Great Barrier Reef

The Great Barrier Reef?

The Great Barrier Reef is one of the seven wonders of the natural world, and pulling away from it, and viewing it from a greater distance, you can understand why. It is larger than the Great Wall of China and the only living thing on earth visible from space.


The Great Barrier Reef is significant for its scientific value: the health of the Reef points to the health of the ocean, and the creeks and rivers that feed into it, as well as signifying the general effects of pollution. It is of considerable concern that numbers of unique species such as dugong and loggerhead turtles have declined significantly since the 1960s, largely due to human intervention. The Reef shelters many endangered species.

On an economic note, the Great Barrier Reef generates $AU2 billion in tourism dollars every year. All countries trade on their commodities, and tourism is one of Australia's.

Protecting the reef has benefits beyond conservation - it is also an investment in the continued security of coastal communities and provides significant benefits to the Australian economy.
Reef industries, such as tourism and fishing, which contribute approximately $5.4 billion annually to the Australian economy and employ about 63,000 people, are reliant on a healthy environment.To lose the reef would be to lose an enormous source of trade for Australia.
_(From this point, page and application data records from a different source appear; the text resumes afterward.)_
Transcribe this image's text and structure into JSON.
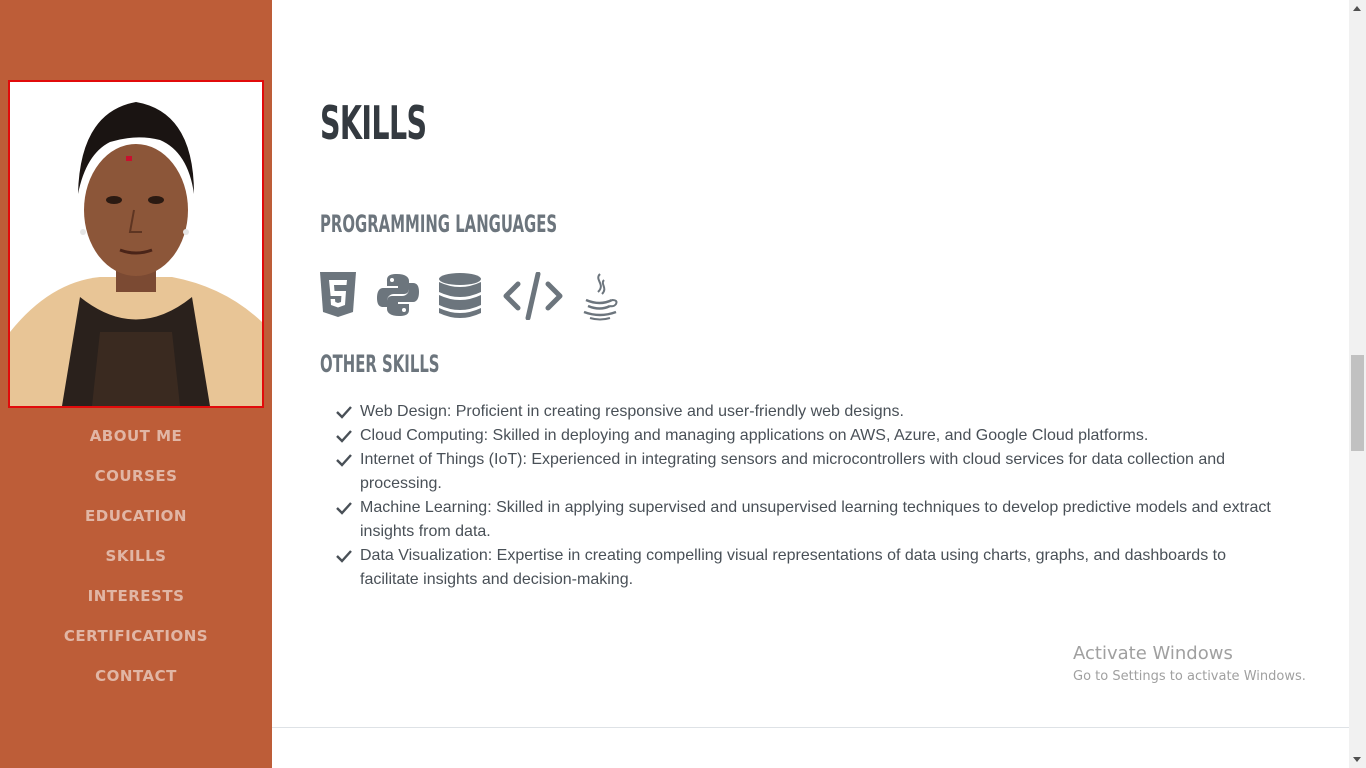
{
  "sidebar": {
    "profile_image": "profile-photo",
    "nav": [
      {
        "label": "ABOUT ME"
      },
      {
        "label": "COURSES"
      },
      {
        "label": "EDUCATION"
      },
      {
        "label": "SKILLS"
      },
      {
        "label": "INTERESTS"
      },
      {
        "label": "CERTIFICATIONS"
      },
      {
        "label": "CONTACT"
      }
    ],
    "colors": {
      "background": "#bd5d38",
      "photo_border": "#e10b0b"
    }
  },
  "main": {
    "title": "SKILLS",
    "programming_heading": "PROGRAMMING LANGUAGES",
    "programming_icons": [
      "html5-icon",
      "python-icon",
      "database-icon",
      "code-icon",
      "java-icon"
    ],
    "other_heading": "OTHER SKILLS",
    "skills": [
      "Web Design: Proficient in creating responsive and user-friendly web designs.",
      "Cloud Computing: Skilled in deploying and managing applications on AWS, Azure, and Google Cloud platforms.",
      "Internet of Things (IoT): Experienced in integrating sensors and microcontrollers with cloud services for data collection and processing.",
      "Machine Learning: Skilled in applying supervised and unsupervised learning techniques to develop predictive models and extract insights from data.",
      "Data Visualization: Expertise in creating compelling visual representations of data using charts, graphs, and dashboards to facilitate insights and decision-making."
    ]
  },
  "watermark": {
    "title": "Activate Windows",
    "subtitle": "Go to Settings to activate Windows."
  }
}
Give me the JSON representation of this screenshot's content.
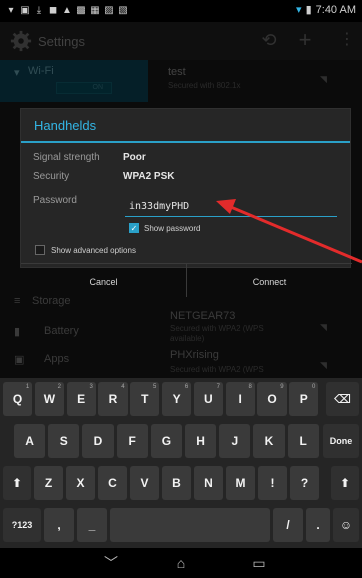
{
  "status_bar": {
    "time": "7:40 AM"
  },
  "action_bar": {
    "title": "Settings"
  },
  "background_list": {
    "wifi_label": "Wi-Fi",
    "wifi_toggle": "ON",
    "networks": [
      {
        "name": "test",
        "detail": "Secured with 802.1x"
      },
      {
        "name": "NETGEAR73",
        "detail": "Secured with WPA2 (WPS available)"
      },
      {
        "name": "PHXrising",
        "detail": "Secured with WPA2 (WPS"
      }
    ],
    "menu": [
      "Storage",
      "Battery",
      "Apps"
    ]
  },
  "dialog": {
    "title": "Handhelds",
    "signal_label": "Signal strength",
    "signal_value": "Poor",
    "security_label": "Security",
    "security_value": "WPA2 PSK",
    "password_label": "Password",
    "password_value": "in33dmyPHD",
    "show_password_label": "Show password",
    "show_password_checked": true,
    "advanced_label": "Show advanced options",
    "advanced_checked": false,
    "cancel_label": "Cancel",
    "connect_label": "Connect"
  },
  "keyboard": {
    "row1": [
      {
        "k": "Q",
        "h": "1"
      },
      {
        "k": "W",
        "h": "2"
      },
      {
        "k": "E",
        "h": "3"
      },
      {
        "k": "R",
        "h": "4"
      },
      {
        "k": "T",
        "h": "5"
      },
      {
        "k": "Y",
        "h": "6"
      },
      {
        "k": "U",
        "h": "7"
      },
      {
        "k": "I",
        "h": "8"
      },
      {
        "k": "O",
        "h": "9"
      },
      {
        "k": "P",
        "h": "0"
      }
    ],
    "row2": [
      "A",
      "S",
      "D",
      "F",
      "G",
      "H",
      "J",
      "K",
      "L"
    ],
    "row3": [
      "Z",
      "X",
      "C",
      "V",
      "B",
      "N",
      "M",
      "!",
      "?"
    ],
    "done_label": "Done",
    "symbols_label": "?123",
    "comma_label": ",",
    "dash_label": "_",
    "slash_label": "/",
    "period_label": "."
  },
  "colors": {
    "accent": "#33b5e5",
    "arrow": "#e32b2b"
  }
}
UNESCO calls it a regions - The Great Barrier Reef is a site of remarkable variety and beauty on the north-east coast of Australia. It contains the world’s largest collection of coral reefs, with 400 types of coral, 1,500 species of fish and 4,000 types of mollusc. It also holds great scientific interest as the habitat of species such as the dugong (‘sea cow’) and the large green turtle, which are threatened with extinction.

threats to health?

Ocean warming, fertiliser run of from farms, the crown of thorns starfish, Acidification of the water as a result of high co2 content.
Preservation- To maintain in safety from injury, peril, or harm; protect.

Conservation- the careful utilization of a natural resource in order to prevent depletion.

Restoration - the act of restoring; renewal, revival

Unique stuff

  • The Great Barrier Reef covers an overall area that is larger than the size of Italy

  • The Great Barrier Reef draws over a million visitors from all over the world each year
  • Around 10 percent of the world’s total fish species can be found just within the Great Barrier Reef


The Great Barrier Reef is the largest coral reef in the world. It consists of more than 2,900 coral reefs, 600 continental islands, 300 coral cays and thousands of species making it one of the world's most complex and diverse ecosystems. The animals of the Great Barrier Reef include some 1500 species of marine fish, 360 species of hard corals, between 5000 and 8000 species of mollusks, 600 species of echinoderms, 17 species of sea snakes, 1500 species of sponges, 30 species of whales and dolphins, 6 species of marine turtles, 22 species of seabirds and 32 species of shorebirds which breed on the reef's many small islands.


Bubble Coral

Sea Urchins

loggerhead turtle

humpback whales

zig zag oysters